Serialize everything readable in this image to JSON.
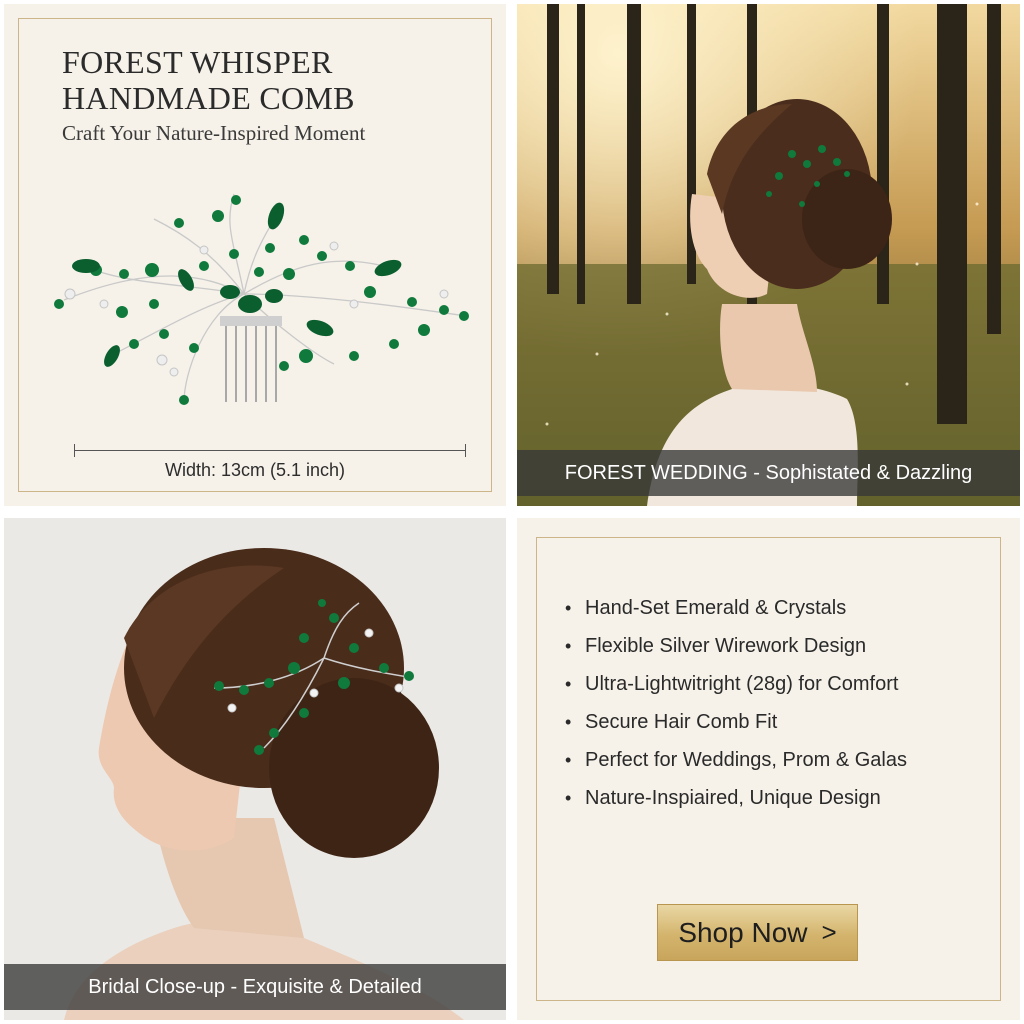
{
  "product_panel": {
    "title_line_1": "FOREST WHISPER",
    "title_line_2": "HANDMADE COMB",
    "subtitle": "Craft Your Nature-Inspired Moment",
    "width_label": "Width: 13cm (5.1 inch)"
  },
  "forest_panel": {
    "caption": "FOREST WEDDING - Sophistated & Dazzling"
  },
  "closeup_panel": {
    "caption": "Bridal Close-up - Exquisite & Detailed"
  },
  "features_panel": {
    "items": [
      {
        "bullet": "•",
        "text": "Hand-Set Emerald & Crystals"
      },
      {
        "bullet": "•",
        "text": "Flexible Silver Wirework Design"
      },
      {
        "bullet": "•",
        "text": "Ultra-Lightwitright (28g) for Comfort"
      },
      {
        "bullet": "•",
        "text": "Secure Hair Comb Fit"
      },
      {
        "bullet": "•",
        "text": "Perfect for Weddings, Prom & Galas"
      },
      {
        "bullet": "•",
        "text": "Nature-Inspiaired, Unique Design"
      }
    ],
    "shop_button_label": "Shop Now",
    "shop_button_icon": "chevron-right-icon"
  },
  "colors": {
    "emerald": "#0f7a3c",
    "gold_frame": "#cdb58a",
    "cream": "#f6f2e9"
  }
}
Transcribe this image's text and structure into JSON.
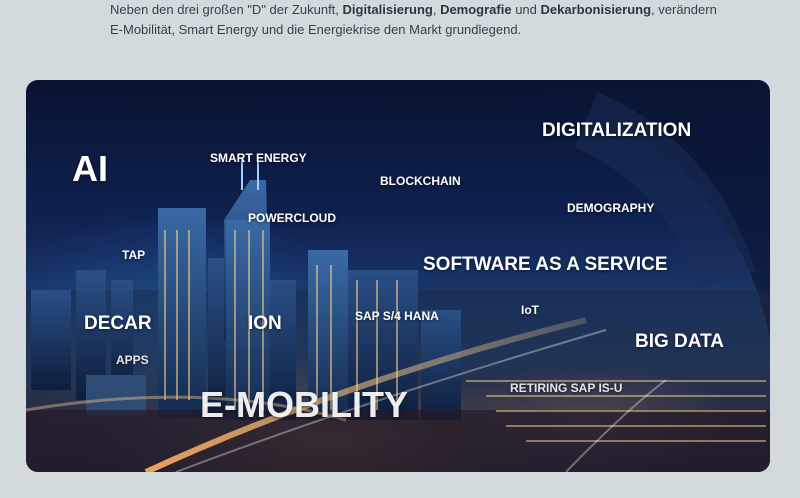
{
  "intro": {
    "p1": "Neben den drei großen \"D\" der Zukunft, ",
    "b1": "Digitalisierung",
    "p2": ", ",
    "b2": "Demografie",
    "p3": " und ",
    "b3": "Dekarbonisierung",
    "p4": ", verändern",
    "line2": "E-Mobilität, Smart Energy und die Energiekrise den Markt grundlegend."
  },
  "hero": {
    "keywords": {
      "ai": "AI",
      "smart_energy": "SMART ENERGY",
      "blockchain": "BLOCKCHAIN",
      "digitalization": "DIGITALIZATION",
      "demography": "DEMOGRAPHY",
      "powercloud": "POWERCLOUD",
      "tap": "TAP",
      "software_as_a_service": "SOFTWARE AS A SERVICE",
      "decar": "DECAR",
      "ion": "ION",
      "sap_s4_hana": "SAP S/4 HANA",
      "iot": "IoT",
      "apps": "APPS",
      "big_data": "BIG DATA",
      "retiring_sap_is_u": "RETIRING SAP IS-U",
      "e_mobility": "E-MOBILITY"
    }
  }
}
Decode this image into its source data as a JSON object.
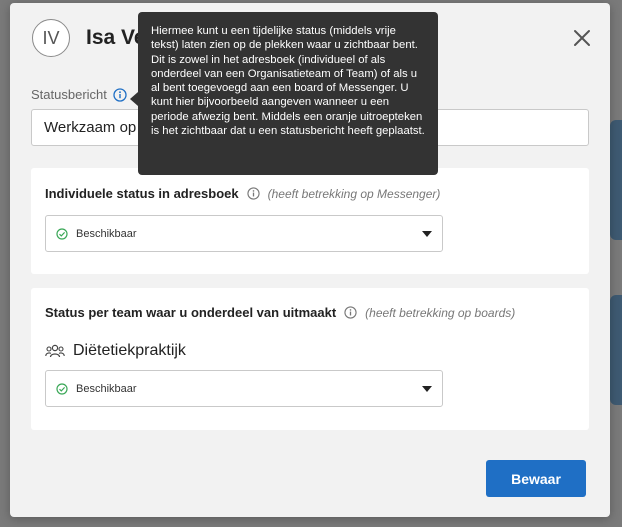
{
  "header": {
    "avatar_initials": "IV",
    "user_name": "Isa Ve"
  },
  "status_message": {
    "label": "Statusbericht",
    "value": "Werkzaam op m"
  },
  "tooltip": {
    "text": "Hiermee kunt u een tijdelijke status (middels vrije tekst) laten zien op de plekken waar u zichtbaar bent. Dit is zowel in het adresboek (individueel of als onderdeel van een Organisatieteam of Team) of als u al bent toegevoegd aan een board of Messenger. U kunt hier bijvoorbeeld aangeven wanneer u een periode afwezig bent. Middels een oranje uitroepteken is het zichtbaar dat u een statusbericht heeft geplaatst."
  },
  "individual_status": {
    "title": "Individuele status in adresboek",
    "note": "(heeft betrekking op Messenger)",
    "selected": "Beschikbaar"
  },
  "team_status": {
    "title": "Status per team waar u onderdeel van uitmaakt",
    "note": "(heeft betrekking op boards)",
    "team_name": "Diëtetiekpraktijk",
    "selected": "Beschikbaar"
  },
  "actions": {
    "save_label": "Bewaar"
  },
  "colors": {
    "primary": "#1f6fc5",
    "available": "#3aa757",
    "tooltip_bg": "#333333"
  }
}
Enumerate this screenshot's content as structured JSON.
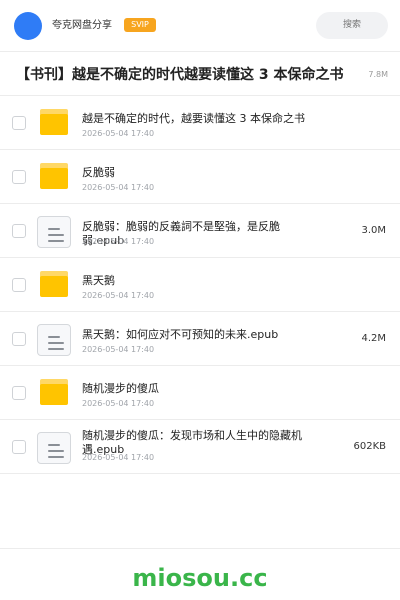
{
  "header": {
    "app_name": "夸克网盘分享",
    "badge": "SVIP",
    "search_placeholder": "搜索"
  },
  "share": {
    "title": "【书刊】越是不确定的时代越要读懂这 3 本保命之书",
    "total_size": "7.8M"
  },
  "files": [
    {
      "type": "folder",
      "name": "越是不确定的时代，越要读懂这 3 本保命之书",
      "date": "2026-05-04 17:40",
      "size": ""
    },
    {
      "type": "folder",
      "name": "反脆弱",
      "date": "2026-05-04 17:40",
      "size": ""
    },
    {
      "type": "file",
      "name": "反脆弱：脆弱的反義詞不是堅強，是反脆弱.epub",
      "date": "2026-05-04 17:40",
      "size": "3.0M"
    },
    {
      "type": "folder",
      "name": "黑天鹅",
      "date": "2026-05-04 17:40",
      "size": ""
    },
    {
      "type": "file",
      "name": "黑天鹅：如何应对不可预知的未来.epub",
      "date": "2026-05-04 17:40",
      "size": "4.2M"
    },
    {
      "type": "folder",
      "name": "随机漫步的傻瓜",
      "date": "2026-05-04 17:40",
      "size": ""
    },
    {
      "type": "file",
      "name": "随机漫步的傻瓜：发现市场和人生中的隐藏机遇.epub",
      "date": "2026-05-04 17:40",
      "size": "602KB"
    }
  ],
  "footer": {
    "watermark": "miosou.cc"
  },
  "colors": {
    "brand_blue": "#2f7cf6",
    "svip_orange": "#f7a51f",
    "folder_yellow": "#ffc400",
    "watermark_green": "#3ab54a"
  }
}
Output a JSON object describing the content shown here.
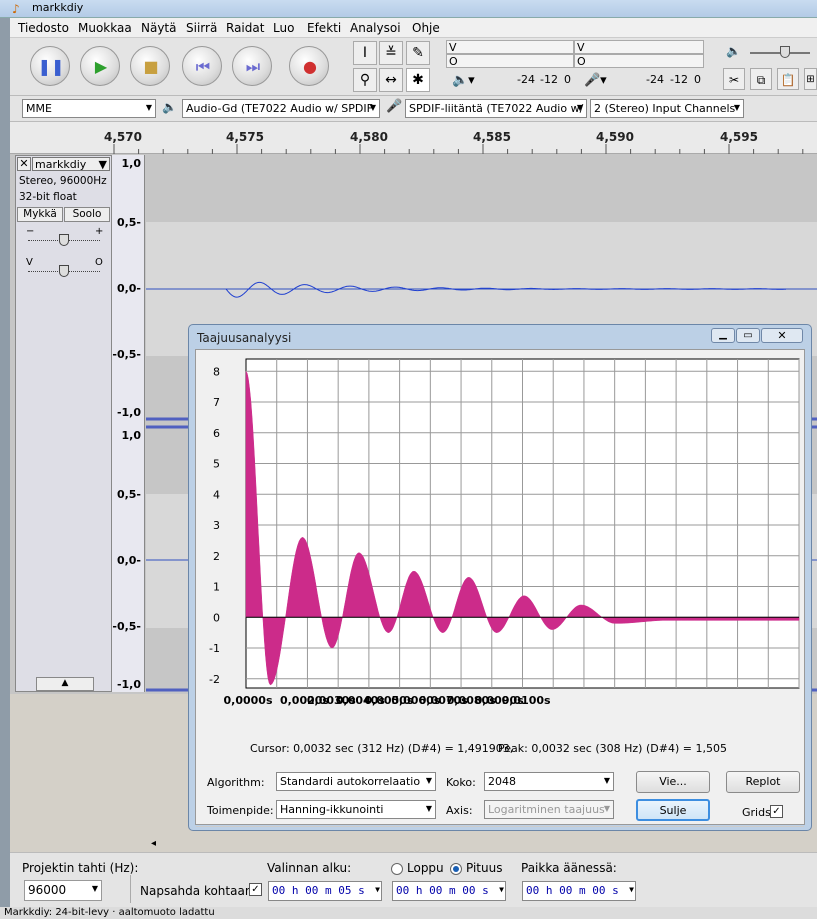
{
  "window": {
    "title": "markkdiy"
  },
  "menu": [
    "Tiedosto",
    "Muokkaa",
    "Näytä",
    "Siirrä",
    "Raidat",
    "Luo",
    "Efekti",
    "Analysoi",
    "Ohje"
  ],
  "meters": {
    "l": "V",
    "r": "O",
    "ticks": [
      "-24",
      "-12",
      "0"
    ]
  },
  "devices": {
    "host": "MME",
    "output": "Audio-Gd (TE7022 Audio w/ SPDIF",
    "input": "SPDIF-liitäntä (TE7022 Audio w/",
    "channels": "2 (Stereo) Input Channels"
  },
  "ruler": [
    "4,570",
    "4,575",
    "4,580",
    "4,585",
    "4,590",
    "4,595"
  ],
  "track": {
    "name": "markkdiy",
    "format": "Stereo, 96000Hz",
    "depth": "32-bit float",
    "mute": "Mykkä",
    "solo": "Soolo",
    "gain_minus": "−",
    "gain_plus": "+",
    "pan_left": "V",
    "pan_right": "O",
    "scale": [
      "1,0",
      "0,5-",
      "0,0-",
      "-0,5-",
      "-1,0",
      "1,0",
      "0,5-",
      "0,0-",
      "-0,5-",
      "-1,0"
    ]
  },
  "dialog": {
    "title": "Taajuusanalyysi",
    "cursor": "Cursor: 0,0032 sec (312 Hz) (D#4) = 1,491903,",
    "peak": "Peak: 0,0032 sec (308 Hz) (D#4) = 1,505",
    "algorithm_label": "Algorithm:",
    "algorithm": "Standardi autokorrelaatio",
    "size_label": "Koko:",
    "size": "2048",
    "export": "Vie...",
    "replot": "Replot",
    "function_label": "Toimenpide:",
    "function": "Hanning-ikkunointi",
    "axis_label": "Axis:",
    "axis": "Logaritminen taajuus",
    "close": "Sulje",
    "grids": "Grids"
  },
  "chart_data": {
    "type": "area",
    "ylim": [
      -2.3,
      8.4
    ],
    "xlim": [
      0,
      0.1048
    ],
    "yticks": [
      "8",
      "7",
      "6",
      "5",
      "4",
      "3",
      "2",
      "1",
      "0",
      "-1",
      "-2"
    ],
    "xticks": [
      "0,0000s",
      "0,0020s",
      "0,0030s",
      "0,0040s",
      "0,0050s",
      "0,0060s",
      "0,0070s",
      "0,0080s",
      "0,0090s",
      "0,0100s"
    ],
    "color": "#cc2b8a",
    "peaks": [
      {
        "x": 0.0,
        "y": 8.0
      },
      {
        "x": 0.0046,
        "y": -2.2
      },
      {
        "x": 0.0107,
        "y": 2.6
      },
      {
        "x": 0.0163,
        "y": -1.0
      },
      {
        "x": 0.0214,
        "y": 2.1
      },
      {
        "x": 0.027,
        "y": -0.5
      },
      {
        "x": 0.0318,
        "y": 1.5
      },
      {
        "x": 0.0373,
        "y": -0.5
      },
      {
        "x": 0.0422,
        "y": 1.3
      },
      {
        "x": 0.0475,
        "y": -0.5
      },
      {
        "x": 0.0527,
        "y": 0.7
      },
      {
        "x": 0.058,
        "y": -0.4
      },
      {
        "x": 0.0635,
        "y": 0.4
      },
      {
        "x": 0.07,
        "y": -0.2
      },
      {
        "x": 0.08,
        "y": -0.1
      },
      {
        "x": 0.1048,
        "y": -0.1
      }
    ]
  },
  "bottom": {
    "rate_label": "Projektin tahti (Hz):",
    "rate": "96000",
    "snap": "Napsahda kohtaan",
    "sel_start_label": "Valinnan alku:",
    "end": "Loppu",
    "length": "Pituus",
    "pos_label": "Paikka äänessä:",
    "tc1": "00 h 00 m 05 s",
    "tc2": "00 h 00 m 00 s",
    "tc3": "00 h 00 m 00 s"
  },
  "status": "Markkdiy: 24-bit-levy · aaltomuoto ladattu"
}
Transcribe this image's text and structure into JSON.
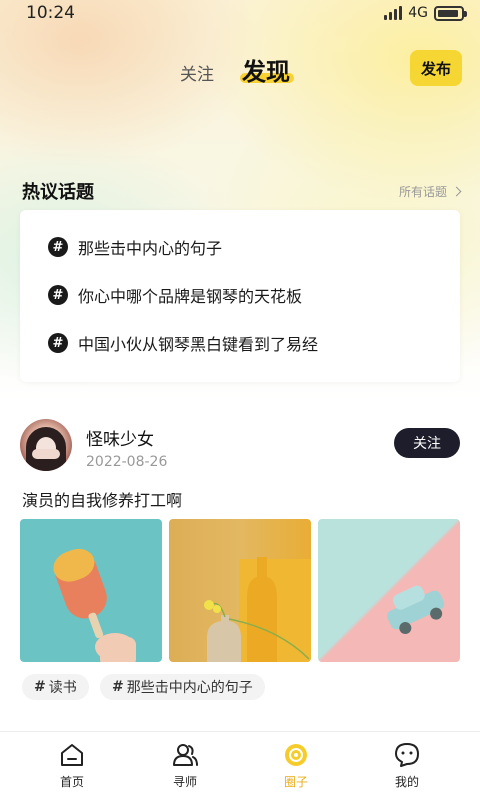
{
  "status_bar": {
    "time": "10:24",
    "network": "4G",
    "battery_level": 0.9
  },
  "header": {
    "tabs": [
      {
        "label": "关注"
      },
      {
        "label": "发现"
      }
    ],
    "active_tab": "发现",
    "publish_label": "发布"
  },
  "hot_topics": {
    "title": "热议话题",
    "all_link": "所有话题",
    "items": [
      {
        "label": "那些击中内心的句子"
      },
      {
        "label": "你心中哪个品牌是钢琴的天花板"
      },
      {
        "label": "中国小伙从钢琴黑白键看到了易经"
      }
    ]
  },
  "post": {
    "username": "怪味少女",
    "date": "2022-08-26",
    "follow_label": "关注",
    "text": "演员的自我修养打工啊",
    "images": [
      {
        "icon": "popsicle-photo"
      },
      {
        "icon": "vase-photo"
      },
      {
        "icon": "toy-car-photo"
      }
    ],
    "tags": [
      {
        "hash": "#",
        "label": "读书"
      },
      {
        "hash": "#",
        "label": "那些击中内心的句子"
      }
    ]
  },
  "bottom_nav": {
    "items": [
      {
        "label": "首页",
        "icon": "home-icon"
      },
      {
        "label": "寻师",
        "icon": "users-icon"
      },
      {
        "label": "圈子",
        "icon": "circle-icon"
      },
      {
        "label": "我的",
        "icon": "chat-face-icon"
      }
    ],
    "active": "圈子"
  },
  "colors": {
    "accent": "#f6d633",
    "active_nav": "#e8ad1c",
    "dark_button": "#1d1d2b"
  }
}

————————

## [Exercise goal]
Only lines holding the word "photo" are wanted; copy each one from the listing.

## [Finished exercise]
        "icon": "popsicle-photo"
        "icon": "vase-photo"
        "icon": "toy-car-photo"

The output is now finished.